When I was thirteen, I spent a month living with my non-member aunt in Ottawa. I showed up at the local Mormon meetinghouse alone on a Sunday morning, dressed in my finery, ready for church.
Young Womens’ that day was taught by a newly-wed with curly-blonde hair and an earnest manner. The lesson for the day was about temple ceremonies. She kept talking about an “endowment ceremony” and “garments”. I was confused, so I raised my hand.
“What do you mean by endowment ceremonies and garments?” I asked.
“The endowment ceremony is when you make covenants with God in the temple.” she said. “When you make these covenants, you agree to wear garments as a sign of your promises to God.”
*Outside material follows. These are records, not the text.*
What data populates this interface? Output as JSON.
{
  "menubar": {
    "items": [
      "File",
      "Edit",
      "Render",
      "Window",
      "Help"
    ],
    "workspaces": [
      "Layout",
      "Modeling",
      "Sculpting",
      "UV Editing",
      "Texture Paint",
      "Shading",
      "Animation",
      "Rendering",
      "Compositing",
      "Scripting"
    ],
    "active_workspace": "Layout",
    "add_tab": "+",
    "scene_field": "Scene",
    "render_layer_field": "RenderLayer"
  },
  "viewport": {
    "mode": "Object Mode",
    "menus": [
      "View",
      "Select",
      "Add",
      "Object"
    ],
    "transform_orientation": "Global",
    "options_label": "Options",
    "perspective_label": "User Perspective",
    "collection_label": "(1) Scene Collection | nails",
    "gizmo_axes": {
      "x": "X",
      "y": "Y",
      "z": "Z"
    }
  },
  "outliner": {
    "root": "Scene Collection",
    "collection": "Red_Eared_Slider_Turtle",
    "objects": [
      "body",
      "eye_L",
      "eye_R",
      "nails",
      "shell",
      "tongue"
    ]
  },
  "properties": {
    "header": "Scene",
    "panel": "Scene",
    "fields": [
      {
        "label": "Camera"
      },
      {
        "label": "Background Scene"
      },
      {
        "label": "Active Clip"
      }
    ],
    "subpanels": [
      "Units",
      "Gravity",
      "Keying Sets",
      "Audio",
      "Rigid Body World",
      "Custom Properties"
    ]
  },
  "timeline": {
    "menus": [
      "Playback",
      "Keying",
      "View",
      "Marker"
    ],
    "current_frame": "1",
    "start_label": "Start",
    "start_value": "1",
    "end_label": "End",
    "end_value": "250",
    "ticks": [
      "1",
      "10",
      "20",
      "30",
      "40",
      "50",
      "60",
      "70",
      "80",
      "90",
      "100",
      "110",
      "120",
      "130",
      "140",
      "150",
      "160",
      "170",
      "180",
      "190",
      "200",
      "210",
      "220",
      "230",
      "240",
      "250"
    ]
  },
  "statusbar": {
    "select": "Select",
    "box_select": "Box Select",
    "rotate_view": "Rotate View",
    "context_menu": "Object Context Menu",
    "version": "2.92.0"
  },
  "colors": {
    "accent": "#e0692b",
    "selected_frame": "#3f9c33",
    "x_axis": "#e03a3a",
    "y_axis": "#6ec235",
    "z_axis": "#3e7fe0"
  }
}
I sat there, absorbing the information. Then a lightbulb went off in my head. I raised my hand again. “I know what garments are!” I said, excited by this new knowledge. “I see them hanging on the clothesline at home all the time!” The teacher smiled at me. The class had been rowdy, with a lot of restless girls; I think she was happy to see that her lesson had hit home with someone.
After church, the teacher offered me a ride home. We walked out to her rusted station wagon, where she introduced me to her husband, a thin man with brown hair. He asked me how the lesson was.
“I learned about the endowment ceremony today.” I was embarrassed by the fact that I had never heard of endowments and garments, in spite of a lifetime of membership. “I had never heard about them before; I guess I have a lot of learning to do.” I felt very insecure about my status as a Mormon; how could I have not heard of garments and endowment ceremonies before?
“Oh, I am still learning about the endowment ceremonies.” he said, with a wry smile. His smile held an unusual note, a touch of dissonance that was uncommon to the usual Mormon dialogue.
Years later, when I discovered what happens during the endowment ceremonies, I would remember that smile and wonder.